Order processing and payments are two of the most critical processes within supply chain, and they are great candidates for automation through RPA. Manual invoice creation is a high-likelihood bottleneck point and is susceptible to all the problems that come along with data entry errors.
Automating the invoice and payment process frees employees from manual work, creates visibility into transaction-related trends, and speeds the process of paying and getting paid.
Similarly, data entry is a manual, error-prone task without RPA. But between RPA and business process automation (BPA), a surprising range of data entry tasks can be automated, including scenarios with a greater degree of complexity.
Increasing data entry throughput while simultaneously reducing costly errors is a significant strategic benefit that alone would be justification enough pursuing RPA
Predicting demand and allocating inventory are complex, data-driven processes that even experience supply chain professionals can easily get wrong. RPA can analyse past performance data and make inventory management calculations that are generally very accurate.
A human touch may still be worthwhile as RPA may not properly account for unexpected or current-events disruptions, but RPA can give your professionals a stronger, more data-driven starting place.
Compliance and risk mitigation in procurement are highly manual processes as well, often subject to a stunning number of regulatory requirements. In the case of international trade, multiple trade agreements may also be involved.
Evaluating these compliance and risk factors is a significant time loss. Quite a few of the checks in this evaluation process — such as verifying that certain fields are presented in regulation format — can be automated.
Similar to procurement risk, vendor selection can contain numerous checks and verifications that can eat up time and resources. While keeping humans involved in the vendor selection process is generally wise, RPA can supercharge their abilities to work through due diligence and other repetitive checks.
Another data-heavy and time-consuming process when manually conducted, supply and demand planning is a threat to any scaling business as well as those facing unpredictable trends or dealing with inconsistent customer behaviour. RPA can assist in processing the data behind supply and demand planning.
When used in combination with machine learning and AI tools, RPA can be a powerful force in normalizing demand planning, solving both shortages and surplus.
RPA empowers businesses to automate their customer communication and update order status or details across disparate systems. Other examples of RPA in transportation and logistics management include managing which warehouse supplies product to which customers and automatically selecting the ideal freight method for a shipment.
These use cases are just the tip of the iceberg. For more, read our ultimate RPA guide.
As we’ve seen, the impact is extensive: RPA leveraged in supply chains empowers businesses to scale faster, increase accuracy, free their team members from repetitive, error-prone tasks, and more.

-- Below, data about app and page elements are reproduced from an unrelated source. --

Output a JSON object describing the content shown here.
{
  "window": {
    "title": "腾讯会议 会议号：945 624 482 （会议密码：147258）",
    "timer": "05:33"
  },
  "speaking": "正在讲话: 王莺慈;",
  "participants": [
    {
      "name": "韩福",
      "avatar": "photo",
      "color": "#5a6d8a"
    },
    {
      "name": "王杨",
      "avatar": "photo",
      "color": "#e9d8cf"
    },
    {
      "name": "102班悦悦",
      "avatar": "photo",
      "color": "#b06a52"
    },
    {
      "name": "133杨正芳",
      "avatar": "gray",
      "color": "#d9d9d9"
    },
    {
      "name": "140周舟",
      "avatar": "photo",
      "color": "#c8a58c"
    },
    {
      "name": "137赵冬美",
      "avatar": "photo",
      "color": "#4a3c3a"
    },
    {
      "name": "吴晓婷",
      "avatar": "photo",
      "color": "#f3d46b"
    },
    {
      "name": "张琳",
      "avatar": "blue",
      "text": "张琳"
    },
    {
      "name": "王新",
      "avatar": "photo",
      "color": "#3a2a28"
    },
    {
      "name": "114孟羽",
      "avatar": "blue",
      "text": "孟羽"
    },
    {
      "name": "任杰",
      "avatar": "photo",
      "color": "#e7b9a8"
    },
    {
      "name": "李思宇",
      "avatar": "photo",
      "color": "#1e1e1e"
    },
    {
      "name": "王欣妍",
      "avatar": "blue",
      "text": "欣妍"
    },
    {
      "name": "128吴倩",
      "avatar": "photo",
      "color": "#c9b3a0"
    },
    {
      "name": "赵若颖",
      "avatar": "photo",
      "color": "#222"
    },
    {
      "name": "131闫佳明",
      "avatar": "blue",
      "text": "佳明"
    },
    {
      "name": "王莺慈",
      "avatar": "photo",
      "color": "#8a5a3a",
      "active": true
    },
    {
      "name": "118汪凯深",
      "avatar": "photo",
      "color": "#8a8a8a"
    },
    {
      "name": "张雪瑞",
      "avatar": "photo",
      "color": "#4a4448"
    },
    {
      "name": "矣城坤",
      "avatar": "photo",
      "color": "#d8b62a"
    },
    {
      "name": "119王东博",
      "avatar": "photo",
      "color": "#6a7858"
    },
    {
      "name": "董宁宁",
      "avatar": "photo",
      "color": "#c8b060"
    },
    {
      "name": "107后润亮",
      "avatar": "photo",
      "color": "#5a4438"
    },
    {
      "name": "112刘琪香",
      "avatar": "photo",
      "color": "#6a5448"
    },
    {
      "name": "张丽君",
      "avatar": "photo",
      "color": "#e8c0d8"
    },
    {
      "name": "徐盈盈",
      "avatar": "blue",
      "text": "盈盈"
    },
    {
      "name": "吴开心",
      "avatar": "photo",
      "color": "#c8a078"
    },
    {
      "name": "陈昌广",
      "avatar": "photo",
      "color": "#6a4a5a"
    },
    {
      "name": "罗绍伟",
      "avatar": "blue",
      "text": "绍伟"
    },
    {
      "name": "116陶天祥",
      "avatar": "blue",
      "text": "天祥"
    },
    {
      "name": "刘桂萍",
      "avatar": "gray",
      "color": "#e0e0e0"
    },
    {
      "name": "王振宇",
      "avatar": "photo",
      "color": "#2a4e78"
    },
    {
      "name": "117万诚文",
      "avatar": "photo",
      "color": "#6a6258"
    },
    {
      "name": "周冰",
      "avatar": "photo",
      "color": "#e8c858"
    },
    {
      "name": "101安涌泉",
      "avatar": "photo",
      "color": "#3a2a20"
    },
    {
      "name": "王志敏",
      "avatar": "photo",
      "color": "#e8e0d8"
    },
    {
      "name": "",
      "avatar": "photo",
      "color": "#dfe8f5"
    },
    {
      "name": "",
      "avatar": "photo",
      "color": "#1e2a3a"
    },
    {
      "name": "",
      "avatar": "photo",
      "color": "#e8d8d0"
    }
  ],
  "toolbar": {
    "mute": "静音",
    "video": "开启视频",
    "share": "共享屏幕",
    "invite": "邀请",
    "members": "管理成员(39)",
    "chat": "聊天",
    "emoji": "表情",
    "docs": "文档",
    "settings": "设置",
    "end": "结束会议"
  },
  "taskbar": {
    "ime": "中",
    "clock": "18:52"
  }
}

All this information leads to one centrally important question: Is RPA right for your organisation? If supply chain issues are scaling faster than your business — or if you find supply chain to be a frequent limiter to growth or bottleneck — then RPA solutions within supply chain are an ideal solution. To learn more about how Canon Business Services ANZ can transform your supply chain through RPA, reach out to our team today.